* **Supplied material**:
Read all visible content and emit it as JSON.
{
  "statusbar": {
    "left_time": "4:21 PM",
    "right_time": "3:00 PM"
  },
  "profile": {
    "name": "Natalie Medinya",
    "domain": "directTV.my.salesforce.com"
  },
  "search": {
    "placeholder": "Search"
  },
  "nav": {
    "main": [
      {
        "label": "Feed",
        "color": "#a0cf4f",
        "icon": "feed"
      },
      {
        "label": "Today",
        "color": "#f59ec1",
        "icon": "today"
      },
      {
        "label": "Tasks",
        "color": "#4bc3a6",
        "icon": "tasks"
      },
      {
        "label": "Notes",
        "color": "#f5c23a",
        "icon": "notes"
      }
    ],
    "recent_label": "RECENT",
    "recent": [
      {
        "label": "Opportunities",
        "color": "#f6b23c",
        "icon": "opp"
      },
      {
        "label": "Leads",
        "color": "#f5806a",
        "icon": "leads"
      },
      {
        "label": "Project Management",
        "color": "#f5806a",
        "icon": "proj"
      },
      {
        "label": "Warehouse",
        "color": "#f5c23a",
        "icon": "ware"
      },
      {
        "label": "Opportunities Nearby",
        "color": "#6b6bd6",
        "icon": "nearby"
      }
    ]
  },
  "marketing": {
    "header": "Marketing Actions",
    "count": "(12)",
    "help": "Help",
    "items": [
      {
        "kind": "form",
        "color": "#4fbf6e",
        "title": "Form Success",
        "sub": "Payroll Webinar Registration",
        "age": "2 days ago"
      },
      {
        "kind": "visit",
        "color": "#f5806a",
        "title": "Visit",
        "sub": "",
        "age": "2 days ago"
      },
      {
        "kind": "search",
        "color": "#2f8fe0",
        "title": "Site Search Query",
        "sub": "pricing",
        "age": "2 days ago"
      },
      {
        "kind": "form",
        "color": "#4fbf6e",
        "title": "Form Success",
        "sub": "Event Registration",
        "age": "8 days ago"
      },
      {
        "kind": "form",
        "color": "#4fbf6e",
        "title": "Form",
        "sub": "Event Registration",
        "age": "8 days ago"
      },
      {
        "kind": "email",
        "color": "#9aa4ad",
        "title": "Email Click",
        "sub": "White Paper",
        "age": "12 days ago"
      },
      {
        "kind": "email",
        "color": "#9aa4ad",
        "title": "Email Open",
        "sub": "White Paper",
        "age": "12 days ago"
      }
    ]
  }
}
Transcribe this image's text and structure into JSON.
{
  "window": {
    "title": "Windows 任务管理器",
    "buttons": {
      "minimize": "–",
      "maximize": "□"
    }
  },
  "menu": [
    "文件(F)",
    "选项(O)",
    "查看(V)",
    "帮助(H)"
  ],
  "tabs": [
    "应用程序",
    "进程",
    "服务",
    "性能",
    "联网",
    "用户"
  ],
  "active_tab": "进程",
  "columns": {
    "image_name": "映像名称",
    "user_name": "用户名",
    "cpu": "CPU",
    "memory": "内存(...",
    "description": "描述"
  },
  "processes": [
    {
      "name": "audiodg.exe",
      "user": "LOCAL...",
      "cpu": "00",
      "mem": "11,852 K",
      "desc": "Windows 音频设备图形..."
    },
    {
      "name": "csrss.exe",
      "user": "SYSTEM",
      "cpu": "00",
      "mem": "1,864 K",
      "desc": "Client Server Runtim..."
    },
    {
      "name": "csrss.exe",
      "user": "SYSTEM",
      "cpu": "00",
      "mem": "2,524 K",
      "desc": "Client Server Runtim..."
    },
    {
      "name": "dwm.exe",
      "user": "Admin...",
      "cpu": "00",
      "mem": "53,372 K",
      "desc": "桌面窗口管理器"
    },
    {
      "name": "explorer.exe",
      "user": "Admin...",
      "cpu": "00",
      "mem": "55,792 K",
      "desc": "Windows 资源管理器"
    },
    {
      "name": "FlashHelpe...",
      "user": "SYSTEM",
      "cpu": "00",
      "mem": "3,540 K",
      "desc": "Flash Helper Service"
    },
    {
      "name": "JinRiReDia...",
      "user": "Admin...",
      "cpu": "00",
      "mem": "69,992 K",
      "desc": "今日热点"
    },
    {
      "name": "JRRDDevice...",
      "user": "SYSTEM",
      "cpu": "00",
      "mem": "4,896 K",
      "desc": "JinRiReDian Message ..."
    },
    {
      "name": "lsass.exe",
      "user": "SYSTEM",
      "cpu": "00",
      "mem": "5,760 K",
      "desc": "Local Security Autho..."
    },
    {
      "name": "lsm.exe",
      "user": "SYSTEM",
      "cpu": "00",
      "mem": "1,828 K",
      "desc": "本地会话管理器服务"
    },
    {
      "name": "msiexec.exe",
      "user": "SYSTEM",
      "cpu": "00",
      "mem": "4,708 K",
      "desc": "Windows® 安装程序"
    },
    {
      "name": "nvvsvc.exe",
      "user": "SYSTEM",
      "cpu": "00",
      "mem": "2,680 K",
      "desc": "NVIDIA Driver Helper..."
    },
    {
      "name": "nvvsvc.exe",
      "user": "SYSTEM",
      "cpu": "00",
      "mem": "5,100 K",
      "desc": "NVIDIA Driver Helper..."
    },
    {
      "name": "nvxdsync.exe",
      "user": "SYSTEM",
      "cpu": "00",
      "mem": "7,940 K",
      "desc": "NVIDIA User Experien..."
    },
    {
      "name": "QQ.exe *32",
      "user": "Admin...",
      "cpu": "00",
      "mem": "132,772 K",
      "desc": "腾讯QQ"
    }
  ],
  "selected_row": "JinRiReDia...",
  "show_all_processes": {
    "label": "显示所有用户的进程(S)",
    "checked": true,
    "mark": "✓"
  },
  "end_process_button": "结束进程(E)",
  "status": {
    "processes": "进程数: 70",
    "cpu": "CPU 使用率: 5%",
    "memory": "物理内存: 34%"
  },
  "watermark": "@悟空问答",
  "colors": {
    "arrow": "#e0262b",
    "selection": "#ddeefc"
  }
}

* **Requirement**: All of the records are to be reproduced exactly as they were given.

* **Task solution**:
Read all visible content and emit it as JSON.
{
  "statusbar": {
    "left_time": "4:21 PM",
    "right_time": "3:00 PM"
  },
  "profile": {
    "name": "Natalie Medinya",
    "domain": "directTV.my.salesforce.com"
  },
  "search": {
    "placeholder": "Search"
  },
  "nav": {
    "main": [
      {
        "label": "Feed",
        "color": "#a0cf4f",
        "icon": "feed"
      },
      {
        "label": "Today",
        "color": "#f59ec1",
        "icon": "today"
      },
      {
        "label": "Tasks",
        "color": "#4bc3a6",
        "icon": "tasks"
      },
      {
        "label": "Notes",
        "color": "#f5c23a",
        "icon": "notes"
      }
    ],
    "recent_label": "RECENT",
    "recent": [
      {
        "label": "Opportunities",
        "color": "#f6b23c",
        "icon": "opp"
      },
      {
        "label": "Leads",
        "color": "#f5806a",
        "icon": "leads"
      },
      {
        "label": "Project Management",
        "color": "#f5806a",
        "icon": "proj"
      },
      {
        "label": "Warehouse",
        "color": "#f5c23a",
        "icon": "ware"
      },
      {
        "label": "Opportunities Nearby",
        "color": "#6b6bd6",
        "icon": "nearby"
      }
    ]
  },
  "marketing": {
    "header": "Marketing Actions",
    "count": "(12)",
    "help": "Help",
    "items": [
      {
        "kind": "form",
        "color": "#4fbf6e",
        "title": "Form Success",
        "sub": "Payroll Webinar Registration",
        "age": "2 days ago"
      },
      {
        "kind": "visit",
        "color": "#f5806a",
        "title": "Visit",
        "sub": "",
        "age": "2 days ago"
      },
      {
        "kind": "search",
        "color": "#2f8fe0",
        "title": "Site Search Query",
        "sub": "pricing",
        "age": "2 days ago"
      },
      {
        "kind": "form",
        "color": "#4fbf6e",
        "title": "Form Success",
        "sub": "Event Registration",
        "age": "8 days ago"
      },
      {
        "kind": "form",
        "color": "#4fbf6e",
        "title": "Form",
        "sub": "Event Registration",
        "age": "8 days ago"
      },
      {
        "kind": "email",
        "color": "#9aa4ad",
        "title": "Email Click",
        "sub": "White Paper",
        "age": "12 days ago"
      },
      {
        "kind": "email",
        "color": "#9aa4ad",
        "title": "Email Open",
        "sub": "White Paper",
        "age": "12 days ago"
      }
    ]
  }
}
Transcribe this image's text and structure into JSON.
{
  "window": {
    "title": "Windows 任务管理器",
    "buttons": {
      "minimize": "–",
      "maximize": "□"
    }
  },
  "menu": [
    "文件(F)",
    "选项(O)",
    "查看(V)",
    "帮助(H)"
  ],
  "tabs": [
    "应用程序",
    "进程",
    "服务",
    "性能",
    "联网",
    "用户"
  ],
  "active_tab": "进程",
  "columns": {
    "image_name": "映像名称",
    "user_name": "用户名",
    "cpu": "CPU",
    "memory": "内存(...",
    "description": "描述"
  },
  "processes": [
    {
      "name": "audiodg.exe",
      "user": "LOCAL...",
      "cpu": "00",
      "mem": "11,852 K",
      "desc": "Windows 音频设备图形..."
    },
    {
      "name": "csrss.exe",
      "user": "SYSTEM",
      "cpu": "00",
      "mem": "1,864 K",
      "desc": "Client Server Runtim..."
    },
    {
      "name": "csrss.exe",
      "user": "SYSTEM",
      "cpu": "00",
      "mem": "2,524 K",
      "desc": "Client Server Runtim..."
    },
    {
      "name": "dwm.exe",
      "user": "Admin...",
      "cpu": "00",
      "mem": "53,372 K",
      "desc": "桌面窗口管理器"
    },
    {
      "name": "explorer.exe",
      "user": "Admin...",
      "cpu": "00",
      "mem": "55,792 K",
      "desc": "Windows 资源管理器"
    },
    {
      "name": "FlashHelpe...",
      "user": "SYSTEM",
      "cpu": "00",
      "mem": "3,540 K",
      "desc": "Flash Helper Service"
    },
    {
      "name": "JinRiReDia...",
      "user": "Admin...",
      "cpu": "00",
      "mem": "69,992 K",
      "desc": "今日热点"
    },
    {
      "name": "JRRDDevice...",
      "user": "SYSTEM",
      "cpu": "00",
      "mem": "4,896 K",
      "desc": "JinRiReDian Message ..."
    },
    {
      "name": "lsass.exe",
      "user": "SYSTEM",
      "cpu": "00",
      "mem": "5,760 K",
      "desc": "Local Security Autho..."
    },
    {
      "name": "lsm.exe",
      "user": "SYSTEM",
      "cpu": "00",
      "mem": "1,828 K",
      "desc": "本地会话管理器服务"
    },
    {
      "name": "msiexec.exe",
      "user": "SYSTEM",
      "cpu": "00",
      "mem": "4,708 K",
      "desc": "Windows® 安装程序"
    },
    {
      "name": "nvvsvc.exe",
      "user": "SYSTEM",
      "cpu": "00",
      "mem": "2,680 K",
      "desc": "NVIDIA Driver Helper..."
    },
    {
      "name": "nvvsvc.exe",
      "user": "SYSTEM",
      "cpu": "00",
      "mem": "5,100 K",
      "desc": "NVIDIA Driver Helper..."
    },
    {
      "name": "nvxdsync.exe",
      "user": "SYSTEM",
      "cpu": "00",
      "mem": "7,940 K",
      "desc": "NVIDIA User Experien..."
    },
    {
      "name": "QQ.exe *32",
      "user": "Admin...",
      "cpu": "00",
      "mem": "132,772 K",
      "desc": "腾讯QQ"
    }
  ],
  "selected_row": "JinRiReDia...",
  "show_all_processes": {
    "label": "显示所有用户的进程(S)",
    "checked": true,
    "mark": "✓"
  },
  "end_process_button": "结束进程(E)",
  "status": {
    "processes": "进程数: 70",
    "cpu": "CPU 使用率: 5%",
    "memory": "物理内存: 34%"
  },
  "watermark": "@悟空问答",
  "colors": {
    "arrow": "#e0262b",
    "selection": "#ddeefc"
  }
}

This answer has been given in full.